NewsOK Search

OU pro day: Roy Finch starts to show NFL scouts that he can be a big-time ball player

By Jason Kersey March 12, 2014

NORMAN — Roy Finch ran a 4.44 — the fastest of all participants — in the 40-yard dash Wednesday during Oklahoma’s Pro Day inside the Everest Training Center.

The former OU running back also recorded the best time in the three-cone drill and said he’s satisfied with what he’s shown NFL scouts from a physical standpoint.

“I’m just ready to interview well and just show them me,” Finch said. “Not be fake about anything, just show them that I’m a real person and I’m ready to be the best player I can be.”

(Story continued below...)

Frustrated, confused OU fans might like a little more concrete evidence that the 5-foot-6 dynamo is a real person, too, after spending four years witnessing occasional jaw-dropping, flashy plays, then watching Finch slip back onto the sideline and into obscurity.

Finch arrived at OU a four-star prospect from Niceville, Fla., but an ankle injury prevented him from playing until the sixth game of his freshman season. He reinjured the ankle just before OU’s Fiesta Bowl victory over Connecticut that season, but he finished the year with 398 yards and two touchdowns in limited action.

He entered his sophomore campaign with high hopes, and even landed on the preseason All-Big 12 squad before being overshadowed by walk-on junior Dominique Whaley. After Whaley’s season-ending injury in OU’s eighth game, though, Finch became the starter and finished the season with 605 yards and three touchdowns.

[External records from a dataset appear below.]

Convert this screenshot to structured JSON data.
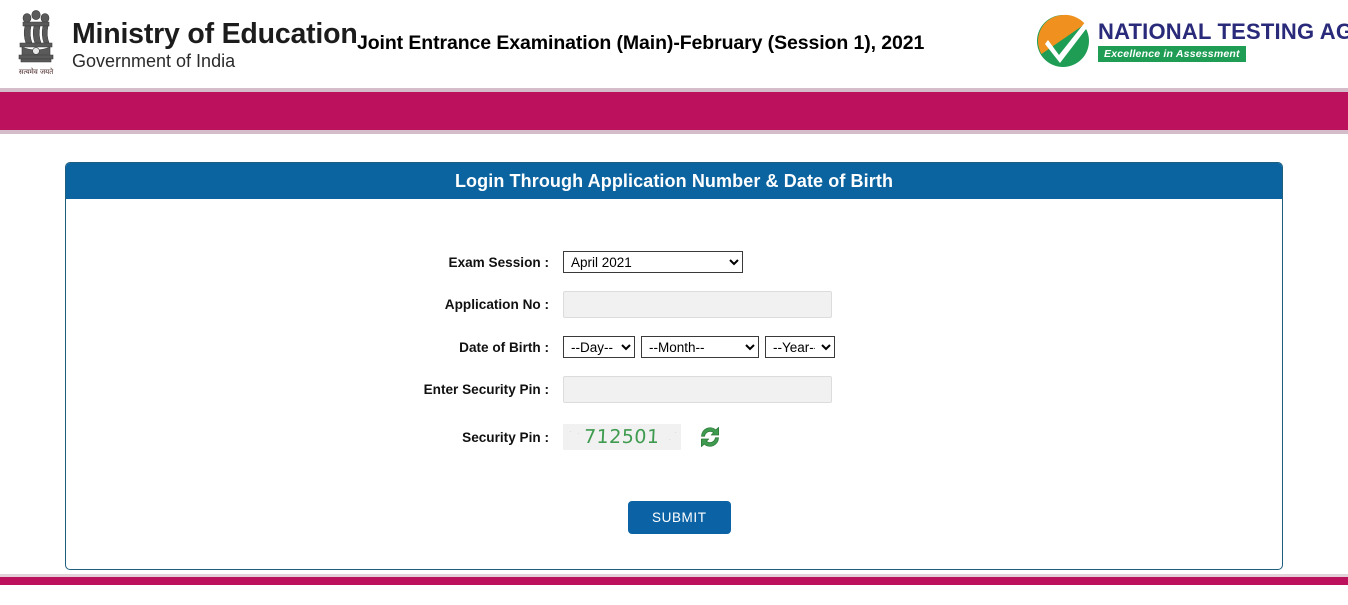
{
  "header": {
    "ministry_title": "Ministry of Education",
    "ministry_subtitle": "Government of India",
    "emblem_motto": "सत्यमेव जयते",
    "exam_title": "Joint Entrance Examination (Main)-February (Session 1), 2021",
    "nta_name": "NATIONAL TESTING AGENCY",
    "nta_tagline": "Excellence in Assessment",
    "icons": {
      "emblem": "ashoka-emblem-icon",
      "nta_mark": "nta-checkmark-logo-icon"
    }
  },
  "colors": {
    "crimson_bar": "#bc115c",
    "crimson_bar_edge": "#d5bcc9",
    "panel_header_blue": "#0b639f",
    "panel_border": "#1f5f7e",
    "submit_blue": "#0b63a5",
    "captcha_green": "#3f9b4f",
    "nta_navy": "#2a2a7a",
    "nta_green": "#1f9d55"
  },
  "panel": {
    "title": "Login Through Application Number & Date of Birth"
  },
  "form": {
    "exam_session": {
      "label": "Exam Session :",
      "value": "April 2021",
      "options": [
        "April 2021"
      ]
    },
    "application_no": {
      "label": "Application No :",
      "value": "",
      "placeholder": ""
    },
    "date_of_birth": {
      "label": "Date of Birth :",
      "day": {
        "value": "--Day--",
        "options": [
          "--Day--"
        ]
      },
      "month": {
        "value": "--Month--",
        "options": [
          "--Month--"
        ]
      },
      "year": {
        "value": "--Year--",
        "options": [
          "--Year--"
        ]
      }
    },
    "enter_security_pin": {
      "label": "Enter Security Pin :",
      "value": "",
      "placeholder": ""
    },
    "security_pin": {
      "label": "Security Pin :",
      "captcha_value": "712501",
      "refresh_icon": "refresh-captcha-icon"
    },
    "submit": {
      "label": "SUBMIT"
    }
  }
}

Finch’s junior campaign, though, was a rough one all around. He worked as a slot receiver in the preseason, but quickly fell down the depth chart both there and at running back. He remained as the team’s primary kick returner, but recorded just seven carries and two receptions all year.

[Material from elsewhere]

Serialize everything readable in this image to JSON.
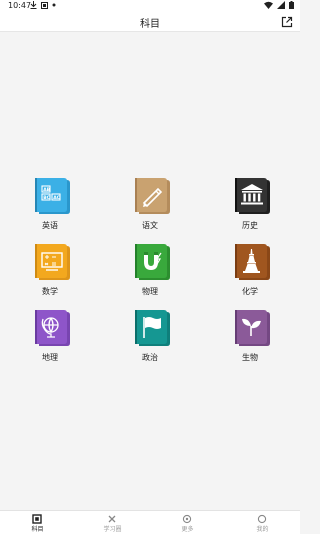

Coach Bob Stoops and his assistants would never explicitly say why Finch wasn’t seeing any playing time on offense, but the implications were clear: They didn’t believe he was practicing or handling his off-the-field business well enough to warrant playing time.

Continued on Page 2
Show comments